BEGIN
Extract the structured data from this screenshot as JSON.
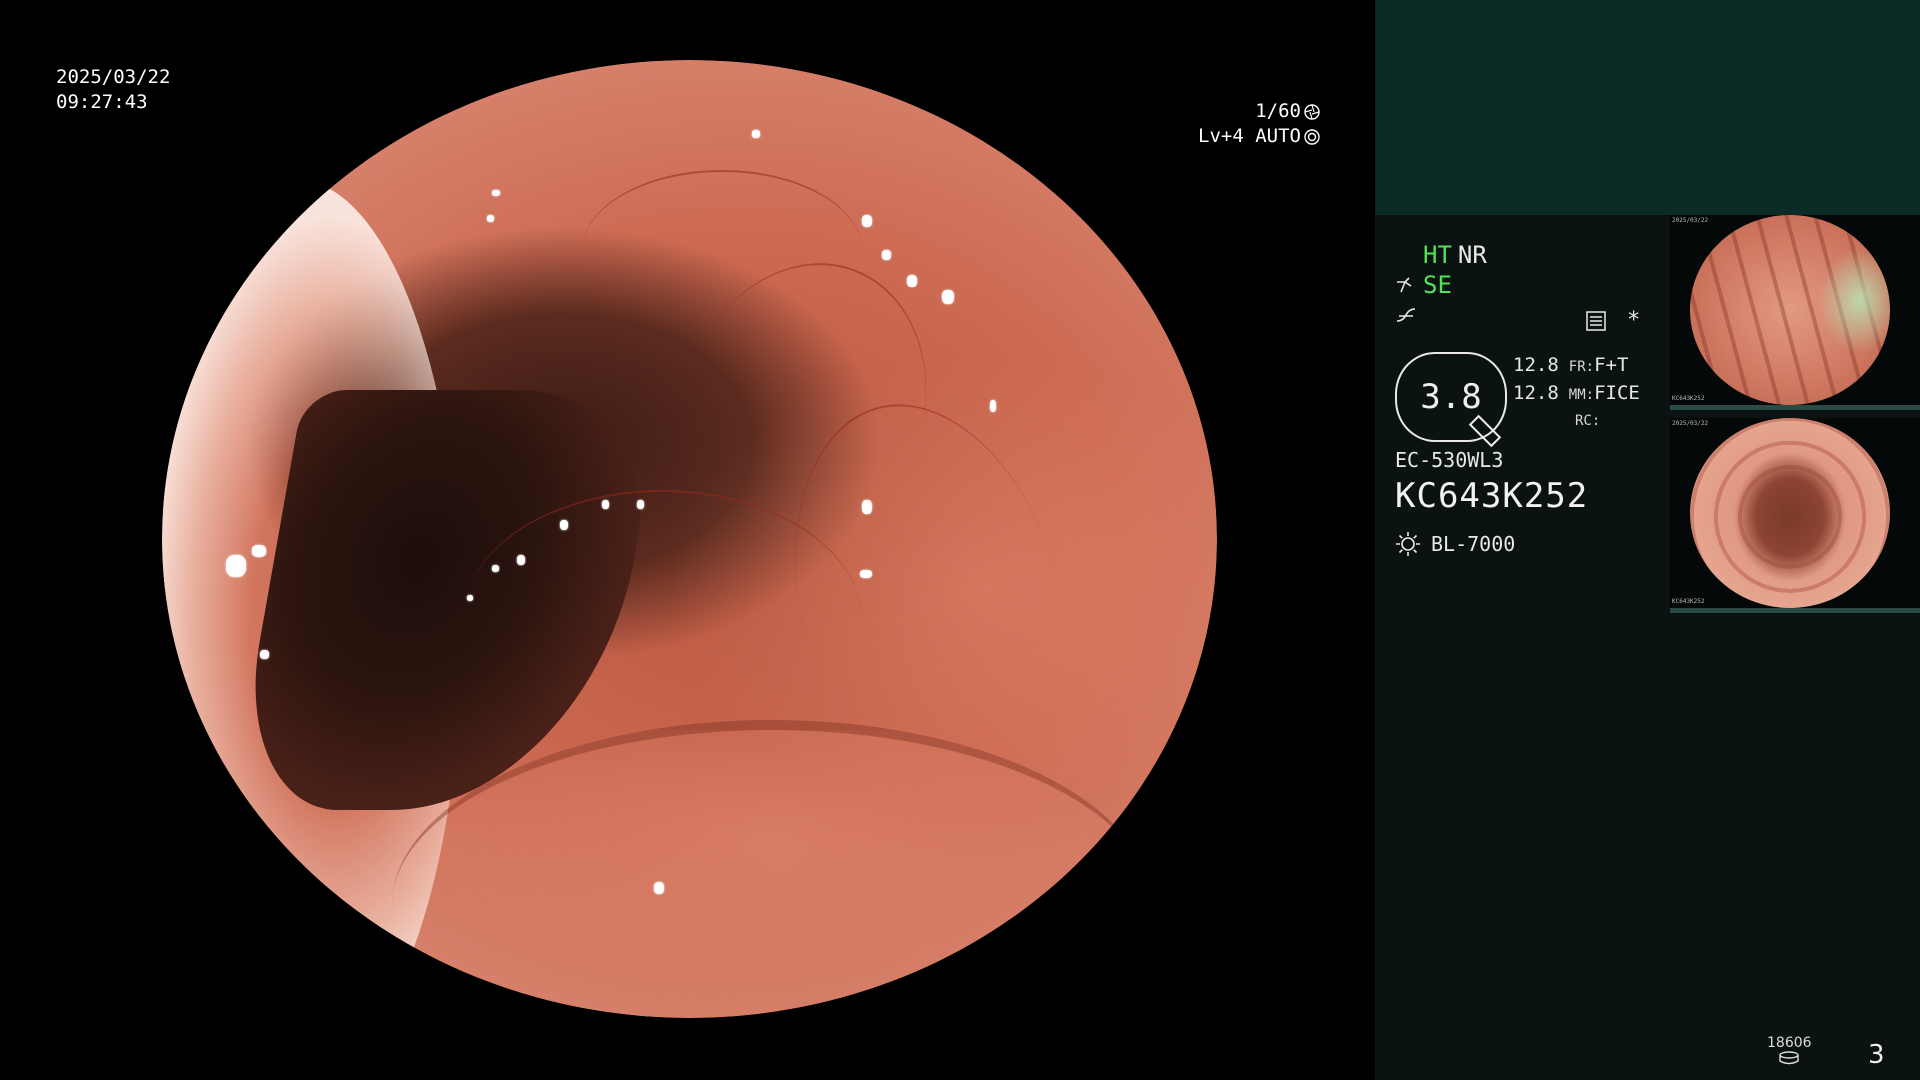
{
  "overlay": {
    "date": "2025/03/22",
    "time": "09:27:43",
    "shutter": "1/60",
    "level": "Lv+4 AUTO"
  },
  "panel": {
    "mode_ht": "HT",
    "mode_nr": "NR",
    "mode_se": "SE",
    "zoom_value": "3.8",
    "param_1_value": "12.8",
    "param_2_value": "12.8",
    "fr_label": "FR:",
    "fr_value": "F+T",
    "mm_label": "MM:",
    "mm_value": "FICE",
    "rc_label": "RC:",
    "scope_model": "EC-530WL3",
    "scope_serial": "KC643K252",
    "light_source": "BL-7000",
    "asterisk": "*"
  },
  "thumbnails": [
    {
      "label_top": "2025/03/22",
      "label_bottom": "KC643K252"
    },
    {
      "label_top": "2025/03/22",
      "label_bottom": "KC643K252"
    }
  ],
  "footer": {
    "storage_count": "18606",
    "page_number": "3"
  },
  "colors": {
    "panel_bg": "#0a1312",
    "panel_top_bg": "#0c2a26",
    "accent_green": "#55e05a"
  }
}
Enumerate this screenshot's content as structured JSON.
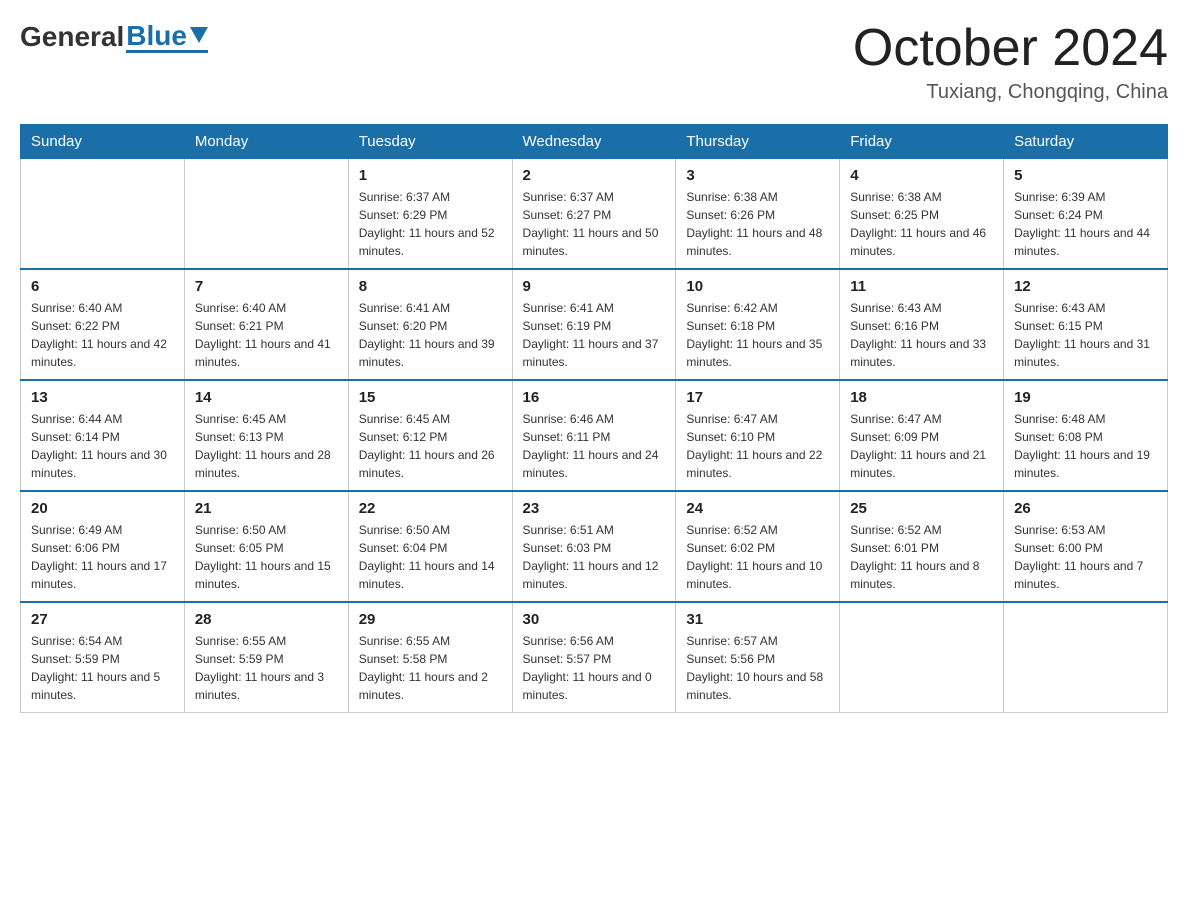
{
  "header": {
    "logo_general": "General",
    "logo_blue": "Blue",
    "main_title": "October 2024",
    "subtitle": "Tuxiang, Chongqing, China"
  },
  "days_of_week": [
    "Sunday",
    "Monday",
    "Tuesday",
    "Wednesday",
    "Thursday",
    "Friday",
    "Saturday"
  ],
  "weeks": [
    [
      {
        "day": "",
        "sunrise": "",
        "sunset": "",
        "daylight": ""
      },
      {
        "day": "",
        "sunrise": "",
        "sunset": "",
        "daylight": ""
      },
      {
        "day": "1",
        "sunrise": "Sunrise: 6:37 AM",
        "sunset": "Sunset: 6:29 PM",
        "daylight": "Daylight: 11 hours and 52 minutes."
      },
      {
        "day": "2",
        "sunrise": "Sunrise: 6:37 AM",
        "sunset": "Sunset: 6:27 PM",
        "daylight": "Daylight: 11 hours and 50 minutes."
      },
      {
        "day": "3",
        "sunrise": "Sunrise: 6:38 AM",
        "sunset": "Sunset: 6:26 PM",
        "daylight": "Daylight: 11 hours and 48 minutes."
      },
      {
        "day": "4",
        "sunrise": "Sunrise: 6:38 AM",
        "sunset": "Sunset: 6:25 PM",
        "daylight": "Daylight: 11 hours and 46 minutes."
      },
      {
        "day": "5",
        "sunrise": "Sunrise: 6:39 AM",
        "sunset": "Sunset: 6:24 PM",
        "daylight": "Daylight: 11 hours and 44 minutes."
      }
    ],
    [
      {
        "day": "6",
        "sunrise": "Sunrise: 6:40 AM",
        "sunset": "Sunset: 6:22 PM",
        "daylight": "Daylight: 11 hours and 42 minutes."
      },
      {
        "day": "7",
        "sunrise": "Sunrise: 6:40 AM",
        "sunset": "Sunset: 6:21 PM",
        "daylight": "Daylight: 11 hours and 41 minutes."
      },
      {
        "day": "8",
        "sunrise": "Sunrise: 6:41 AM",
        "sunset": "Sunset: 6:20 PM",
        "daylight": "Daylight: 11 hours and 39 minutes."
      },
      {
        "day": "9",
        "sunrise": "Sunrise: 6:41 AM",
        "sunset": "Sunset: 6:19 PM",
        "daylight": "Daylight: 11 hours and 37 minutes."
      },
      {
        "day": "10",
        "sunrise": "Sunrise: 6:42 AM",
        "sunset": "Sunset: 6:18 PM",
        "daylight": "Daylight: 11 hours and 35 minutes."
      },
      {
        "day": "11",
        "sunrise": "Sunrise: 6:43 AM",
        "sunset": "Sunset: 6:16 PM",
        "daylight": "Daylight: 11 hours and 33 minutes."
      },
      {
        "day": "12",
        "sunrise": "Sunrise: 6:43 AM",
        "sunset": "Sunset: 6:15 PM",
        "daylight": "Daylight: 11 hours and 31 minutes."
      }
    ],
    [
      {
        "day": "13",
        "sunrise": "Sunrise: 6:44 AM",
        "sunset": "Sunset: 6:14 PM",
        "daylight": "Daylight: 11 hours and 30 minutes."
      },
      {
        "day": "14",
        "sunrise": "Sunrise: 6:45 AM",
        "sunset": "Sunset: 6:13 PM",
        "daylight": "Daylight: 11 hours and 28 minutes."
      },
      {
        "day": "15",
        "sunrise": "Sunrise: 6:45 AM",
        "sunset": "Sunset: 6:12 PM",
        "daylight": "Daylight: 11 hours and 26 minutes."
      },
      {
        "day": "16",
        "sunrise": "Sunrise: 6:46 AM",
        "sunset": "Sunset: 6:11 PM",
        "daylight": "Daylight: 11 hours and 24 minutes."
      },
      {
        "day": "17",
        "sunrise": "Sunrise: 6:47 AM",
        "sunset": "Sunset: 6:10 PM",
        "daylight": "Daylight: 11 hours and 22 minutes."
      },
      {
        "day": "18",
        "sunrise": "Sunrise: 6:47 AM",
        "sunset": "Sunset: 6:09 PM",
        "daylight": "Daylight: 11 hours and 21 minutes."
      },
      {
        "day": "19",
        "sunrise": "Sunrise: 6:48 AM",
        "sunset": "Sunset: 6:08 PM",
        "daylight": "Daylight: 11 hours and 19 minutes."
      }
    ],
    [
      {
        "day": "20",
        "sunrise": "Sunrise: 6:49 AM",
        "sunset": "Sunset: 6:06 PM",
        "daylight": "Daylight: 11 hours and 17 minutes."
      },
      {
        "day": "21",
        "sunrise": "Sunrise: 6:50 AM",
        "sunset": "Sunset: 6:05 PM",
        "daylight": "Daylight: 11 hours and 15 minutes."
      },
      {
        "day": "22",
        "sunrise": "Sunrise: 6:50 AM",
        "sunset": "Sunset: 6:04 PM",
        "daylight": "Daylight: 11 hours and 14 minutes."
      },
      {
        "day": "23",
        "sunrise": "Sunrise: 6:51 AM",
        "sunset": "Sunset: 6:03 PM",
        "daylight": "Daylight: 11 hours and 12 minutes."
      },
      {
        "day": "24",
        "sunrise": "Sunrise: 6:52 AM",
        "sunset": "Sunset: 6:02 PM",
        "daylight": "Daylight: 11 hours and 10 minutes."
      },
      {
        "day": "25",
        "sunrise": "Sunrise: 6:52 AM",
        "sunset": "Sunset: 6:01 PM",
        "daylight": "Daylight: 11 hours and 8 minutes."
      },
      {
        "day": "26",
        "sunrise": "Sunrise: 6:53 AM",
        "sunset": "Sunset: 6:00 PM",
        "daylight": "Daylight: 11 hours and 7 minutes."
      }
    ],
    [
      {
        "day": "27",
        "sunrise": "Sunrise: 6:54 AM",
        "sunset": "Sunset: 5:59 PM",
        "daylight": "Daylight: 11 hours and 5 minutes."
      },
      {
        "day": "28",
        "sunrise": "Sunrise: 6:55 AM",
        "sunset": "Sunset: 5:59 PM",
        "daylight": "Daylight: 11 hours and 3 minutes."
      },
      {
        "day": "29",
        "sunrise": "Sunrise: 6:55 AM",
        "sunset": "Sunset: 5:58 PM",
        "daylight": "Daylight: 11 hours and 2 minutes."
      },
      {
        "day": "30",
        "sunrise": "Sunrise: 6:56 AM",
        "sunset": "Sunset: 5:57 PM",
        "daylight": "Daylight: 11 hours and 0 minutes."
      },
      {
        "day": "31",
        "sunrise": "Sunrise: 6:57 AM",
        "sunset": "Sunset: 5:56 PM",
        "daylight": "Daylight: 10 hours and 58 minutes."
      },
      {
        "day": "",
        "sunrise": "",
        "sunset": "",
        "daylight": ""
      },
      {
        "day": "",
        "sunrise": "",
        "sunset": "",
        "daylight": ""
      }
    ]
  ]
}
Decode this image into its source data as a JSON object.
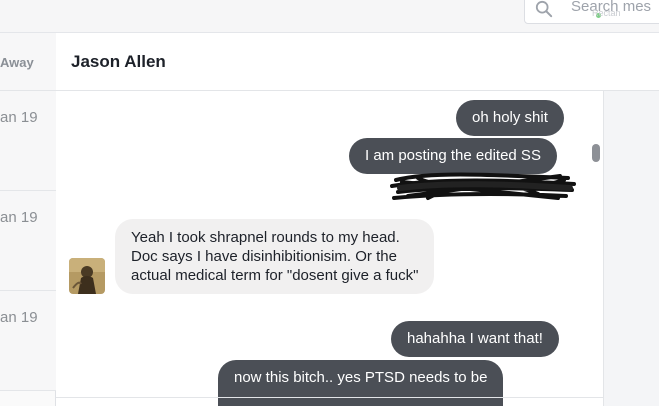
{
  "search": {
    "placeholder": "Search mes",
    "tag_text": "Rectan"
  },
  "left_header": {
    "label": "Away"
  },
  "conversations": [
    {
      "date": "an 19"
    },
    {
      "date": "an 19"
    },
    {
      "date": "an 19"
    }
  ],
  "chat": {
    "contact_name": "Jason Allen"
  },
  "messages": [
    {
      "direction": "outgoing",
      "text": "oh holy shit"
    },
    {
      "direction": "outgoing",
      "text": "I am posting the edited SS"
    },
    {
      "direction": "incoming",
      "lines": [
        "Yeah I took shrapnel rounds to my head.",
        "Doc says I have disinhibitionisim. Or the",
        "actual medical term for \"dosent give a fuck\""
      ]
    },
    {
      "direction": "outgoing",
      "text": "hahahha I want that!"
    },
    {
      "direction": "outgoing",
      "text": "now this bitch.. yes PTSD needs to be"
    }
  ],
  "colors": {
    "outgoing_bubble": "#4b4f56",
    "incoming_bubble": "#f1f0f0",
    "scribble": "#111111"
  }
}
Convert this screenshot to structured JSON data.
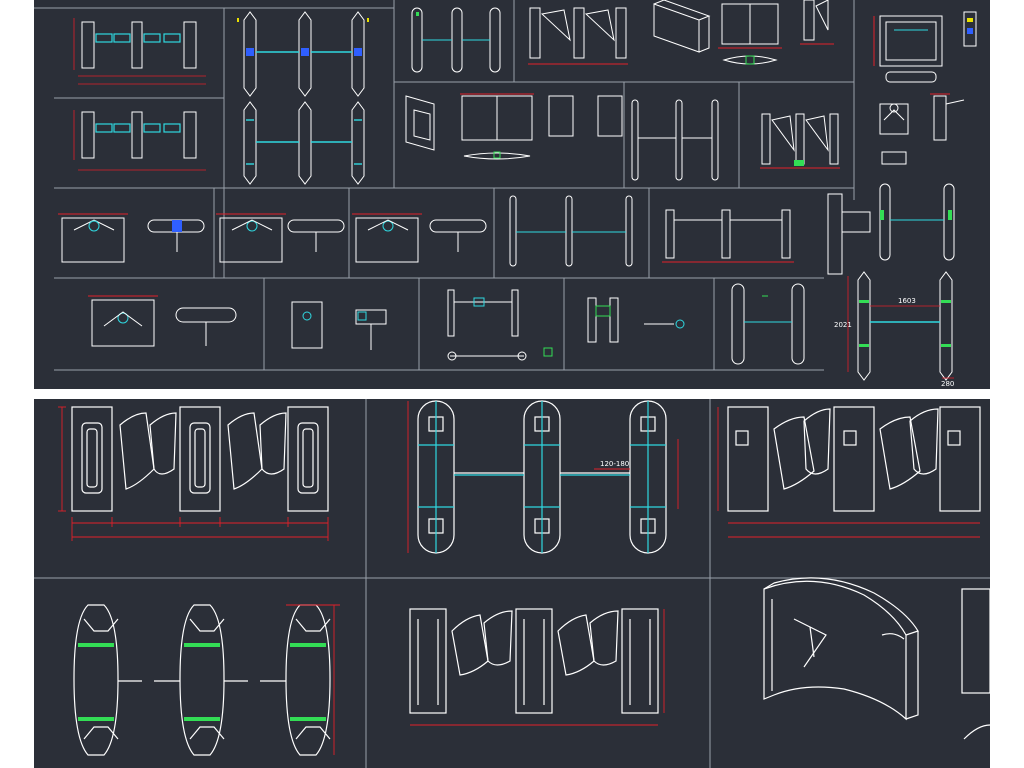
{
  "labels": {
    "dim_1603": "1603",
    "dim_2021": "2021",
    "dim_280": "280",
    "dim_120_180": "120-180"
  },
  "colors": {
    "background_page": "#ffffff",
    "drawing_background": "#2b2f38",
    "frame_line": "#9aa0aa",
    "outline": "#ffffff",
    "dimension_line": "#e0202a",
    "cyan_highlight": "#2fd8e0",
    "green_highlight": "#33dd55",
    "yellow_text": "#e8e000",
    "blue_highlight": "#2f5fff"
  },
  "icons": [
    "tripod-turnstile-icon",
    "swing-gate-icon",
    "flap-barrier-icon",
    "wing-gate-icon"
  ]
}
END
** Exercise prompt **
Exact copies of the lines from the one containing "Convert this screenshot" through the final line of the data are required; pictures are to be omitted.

** Written answer **
Convert this screenshot to structured JSON data.
{
  "labels": {
    "dim_1603": "1603",
    "dim_2021": "2021",
    "dim_280": "280",
    "dim_120_180": "120-180"
  },
  "colors": {
    "background_page": "#ffffff",
    "drawing_background": "#2b2f38",
    "frame_line": "#9aa0aa",
    "outline": "#ffffff",
    "dimension_line": "#e0202a",
    "cyan_highlight": "#2fd8e0",
    "green_highlight": "#33dd55",
    "yellow_text": "#e8e000",
    "blue_highlight": "#2f5fff"
  },
  "icons": [
    "tripod-turnstile-icon",
    "swing-gate-icon",
    "flap-barrier-icon",
    "wing-gate-icon"
  ]
}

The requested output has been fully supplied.